Al Tayib rejects Al Sisi’s first request for reform of religious divorce law
Almost exactly two years ago, on Egypt’s January 25 Police Day celebration, the president took the opportunity to publicly ask the grand imam to generate a religious law to reform and regulate the “oral divorce” pronouncement.
With the eloquence of a longwinded statement, the Al-Ahzar Supreme Council of Scholars slammed the president with a hard reminder of its strength and power over believers. Delivering a negative decision to the president’s request the response reinforced Al Ahzar’s “status in the Egyptian nation’s conscience, which was affirmed by the Constitution…”
Al Sisi’s timidity and embarrassment proves Al Azhar a stronghold
The Al Sisi regime has used the state controlled media to spread hints of the government drafting new laws to regulate and reduce the influence of Al Ahzar Institute.

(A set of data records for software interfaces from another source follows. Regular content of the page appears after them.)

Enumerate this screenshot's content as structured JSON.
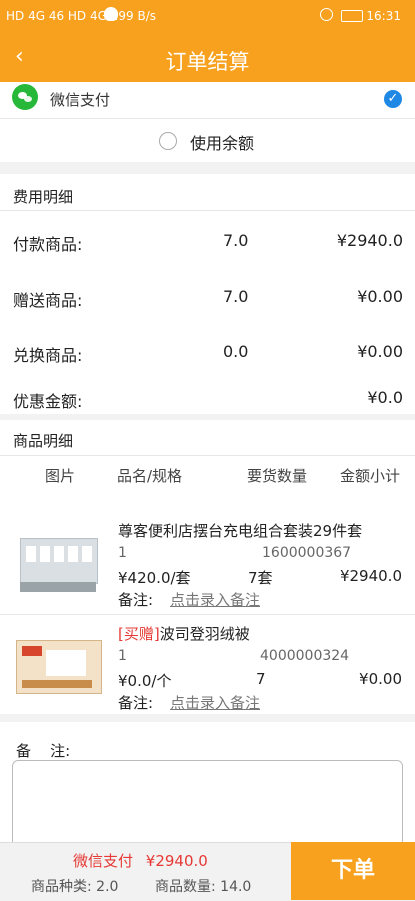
{
  "status_bar": {
    "left": "HD 4G 46 HD 4G 299 B/s",
    "time": "16:31"
  },
  "header": {
    "title": "订单结算",
    "back_symbol": "‹"
  },
  "payment": {
    "wechat_label": "微信支付",
    "balance_label": "使用余额"
  },
  "fees": {
    "section_title": "费用明细",
    "rows": [
      {
        "label": "付款商品:",
        "qty": "7.0",
        "amount": "¥2940.0"
      },
      {
        "label": "赠送商品:",
        "qty": "7.0",
        "amount": "¥0.00"
      },
      {
        "label": "兑换商品:",
        "qty": "0.0",
        "amount": "¥0.00"
      },
      {
        "label": "优惠金额:",
        "qty": "",
        "amount": "¥0.0"
      }
    ]
  },
  "goods": {
    "section_title": "商品明细",
    "headers": [
      "图片",
      "品名/规格",
      "要货数量",
      "金额小计"
    ],
    "items": [
      {
        "name": "尊客便利店摆台充电组合套装29件套",
        "spec": "1",
        "code": "1600000367",
        "unit_price": "¥420.0/套",
        "qty": "7套",
        "subtotal": "¥2940.0",
        "note_label": "备注:",
        "note_link": "点击录入备注"
      },
      {
        "tag": "[买赠]",
        "name": "波司登羽绒被",
        "spec": "1",
        "code": "4000000324",
        "unit_price": "¥0.0/个",
        "qty": "7",
        "subtotal": "¥0.00",
        "note_label": "备注:",
        "note_link": "点击录入备注"
      }
    ]
  },
  "remark": {
    "label": "备    注:"
  },
  "bottom": {
    "pay_method": "微信支付",
    "total": "¥2940.0",
    "kinds": "商品种类: 2.0",
    "count": "商品数量: 14.0",
    "order_button": "下单"
  },
  "colors": {
    "accent": "#f7a11e",
    "red": "#e53935",
    "wechat": "#27b83a",
    "check": "#1f88e5"
  }
}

Al Tayib was being tested. As such, Al Azhar never reacted to this information. Ignoring it was likely due to Al Azhar’s constitutional security and its far-reaching tentacles in government key points informing the institute of the idea’s implausibility.
As well, the grand imam’s categorical rejections of the president’s religious renewal statements are evidence that the imam sees the requested compromise to be nothing less than a power grab by the president. No way would he consent to that. Al Tayib’s counter attacks deliberately mischaracterized the president’s suggestions as an attack on the whole of Islam and served to embarrass Al Sisi. Al Sisi in turn resorted to silly tactics in his speeches to brush it off in public.

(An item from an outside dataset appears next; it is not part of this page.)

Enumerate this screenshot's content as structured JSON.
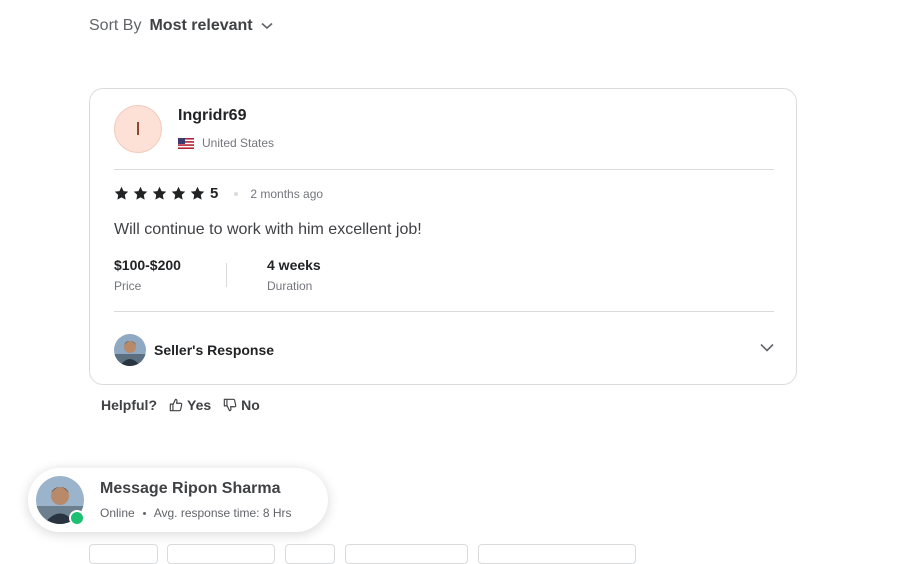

In general, A Tayib’s religious answers are geared to popularity and convenience
There is no Sunni Muslim man anywhere across the world that would not overwhelmingly support the grand imam for the current religious definition of divorce proceedings. However, this divorce method is not spelled out as such anywhere in the verses of the Quran. Al Tayib has no doctrinal mandate per se to stick with it and could justifiably cooperate with Al Sisi’s request.
Could Al Sisi expunge the seventh article of the constitution?
Prior to the president’s second term election, rumors were flying that members of parliament wished to alter the term limit article of the constitution to allow Al Sisi a third term or possibly a life term. However, all past presidents have simply ignored the constitution and remained in office between 11 and 31 years. Therefore, it seems unlikely that Al Sisi would concern himself with this particular issue.
However, if the term limit issue were used to open up the larger issue of modifying Egypt’s constitution, especially reversing an element (the seventh article) added during the brief period of the previous ousted president, the parliament, where Al Sisi has enormous support, could put it to a vote.
Would Al Sisi be willing to go so far as to orchestrate this move, which would make Al Tayib susceptible to removal? If so, once the parliament began discussions, the majority of Muslim Egyptians, including factions of the state police and the military, would rush to defend Al Ahzar’s position and Al Tayib.
Without a doubt, such a move would become a trigger to destabilize the country. Civil strife would ensue. Much would come potentially from the backlash created by Al Tayib evoking democracy (ironically) to protect his position.
NOTE: Recently, the Egyptian regime has outlawed the sale of yellow vests in Egypt.